>>>

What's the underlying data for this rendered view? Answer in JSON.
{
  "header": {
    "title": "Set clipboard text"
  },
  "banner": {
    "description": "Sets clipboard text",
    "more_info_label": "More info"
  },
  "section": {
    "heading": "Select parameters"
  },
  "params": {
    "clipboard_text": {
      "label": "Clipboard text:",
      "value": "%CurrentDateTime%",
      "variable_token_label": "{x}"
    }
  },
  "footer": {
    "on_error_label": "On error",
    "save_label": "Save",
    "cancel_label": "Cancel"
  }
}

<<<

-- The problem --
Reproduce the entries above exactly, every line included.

-- Answer to the exercise --
What's the underlying data for this rendered view? Answer in JSON.
{
  "header": {
    "title": "Set clipboard text"
  },
  "banner": {
    "description": "Sets clipboard text",
    "more_info_label": "More info"
  },
  "section": {
    "heading": "Select parameters"
  },
  "params": {
    "clipboard_text": {
      "label": "Clipboard text:",
      "value": "%CurrentDateTime%",
      "variable_token_label": "{x}"
    }
  },
  "footer": {
    "on_error_label": "On error",
    "save_label": "Save",
    "cancel_label": "Cancel"
  }
}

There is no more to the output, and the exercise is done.